Americans have always loved their cars, but younger generations may be changing that. Millennials are driving less and taking public transportation more often, and they’re increasingly not even bothering to get a driver’s license.
Transportation experts say that it’s all part of a movement of people—and jobs—into cities, marking a distinct change from folks of previous generations, who needed their cars in the suburbs. And living in denser urban areas makes going without a car easier than ever.
“People are wanting to live lives in which they are less dependent on a car,” says Tony Dutzik, a senior policy analyst with the think tank Frontier Group. Dutzik’s research in a 2012 study shows that young people have been driving nearly a quarter fewer miles within the last decade than they did 20 years ago, and that they have increased their mileage on public transportation by 40 percent.
So where are the best cities for traveling without a car?
The experts we talked to cite large European cities like Amsterdam in the Netherlands and Copenhagen in Denmark as the models for car-free living. In the U.S., there are two categories of cities for carless travel. First, there are the larger, older U.S. cities like New York, Washington, D.C., Chicago, and San Francisco, which feature compact downtown areas with strong networks of public transportation, and have multiple transit options within walking distance in a given neighborhood. Second are cities such as Minneapolis, Portland, Seattle, Denver, and even Los Angeles, which have begun building or enhancing public transportation systems and bike lane networks in the last decade, offering strong alternatives to driving cars — and cutting down on traffic and pollution, too.
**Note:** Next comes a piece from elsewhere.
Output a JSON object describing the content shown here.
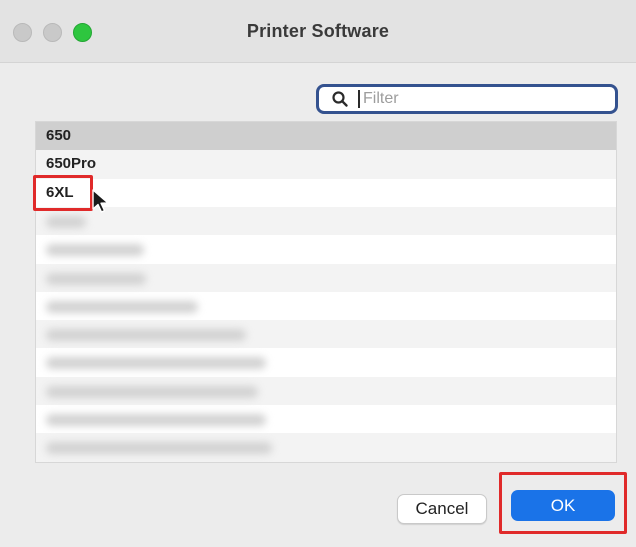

In the first category, New York City is, without a doubt, one of the best places to live without a car. It tops Walk Score’s lists of both the most walkable cities and the most transit-friendly cities in the country, and maybe that’s why 54.5 percent of all households there are car-free, the highest percentage in the U.S.
The city’s 2013 introduction of the Citi Bike program, as well as the expansion of bike lane networks and pedestrian-only plazas in the last few years, were major boons for New Yorkers who want to be car-free, according to Caroline Samponaro, deputy director of Transportation Alternatives, a New York-based walking and bicycling advocacy group. She calls the redesign of Queens Boulevard, one of the busiest — and most fatal— roadways in the city, a symbol of the drastic improvements made.
Despite initial resistance by Queens residents, Samponaro points out that the revamp has provided a safer road. “That was the boulevard of death, and now it has a green protected bike lane running down the center of it,” she says proudly.
In Washington, D.C., the city’s extensive underground Metro system was ranked No. 1 in the country in a 2017 study by SmartAsset (though residents complain about construction and unreliability), and the new Capital Bikeshare program, with its 440 stations across the metro area, costs only $85 for an annual pass.
In Chicago, the “L” trains make up the second-largest city rail system in the U.S. Between 2011 and 2015, the city added more than 100 miles of protected bike lanes, and has committed to building 50 more miles by 2019.
Portland, Oregon, is the leading city in the U.S. for bicycle commuting, where 7 percent of all residents cycle to their jobs. In 2015, the city opened Tilikum Crossing over the Willamette River, the largest car-free bridge in the country, and it wants 25 percent of all trips in Portland to be made on bikes by 2030.
Minneapolis, despite its chilly winter temperatures, is also a huge biking city, with 5 percent of all residents commuting on two wheels. It also has one of the most extensive networks of bike lanes in the country, with 75 miles added since 2011. The city’s Midtown Greenway, a nearly 6-mile-long bike- and pedestrian-only trail built over abandoned railroad tracks, was opened in 2000, and connects downtown areas with the suburbs.
Ralph Buehler, a professor of urban affairs and planning at Virginia Tech who studies transportation policy, says that while bike commuting in the U.S. has hit an all-time high in recent years, cities still need to build a lot more bicycle infrastructure to make the experience safer, which will make it even more of a draw.
“Very often, your bike lane or your path ends, and then it’s just, good luck, until you find the next thing,” he says. “There are only a certain number of people who are willing to put up with that.”
Europe, he says, has done an excellent job at that. In Copenhagen, where bicycle traffic has risen by 68 percent in the last 20 years, more people now travel by bicycle in downtown areas than they do in cars. The city’s Cycle Superhighway, a network of bike paths connecting downtown with suburban areas, opened in 2012, and an expansion will ultimately yield 300 miles of bike lanes by 2018.
And Hamburg, Germany, wants walking and biking to be the primary ways of getting around the city. It’s building a “green network” of parks and open spaces connected by bike paths that will make up 40 percent of the city’s land, and will make the bold step of eliminating cars altogether within 20 years.
Buehler speculates that cars may no longer be status symbols for younger people the way they were for past generations, making transit networks all the more important. “For them, it’s more a mobility tool, something to move from A to B,” he says, “but they’re not fantasizing about the latest Chevy model.”
- This article originally appeared on HuffPost.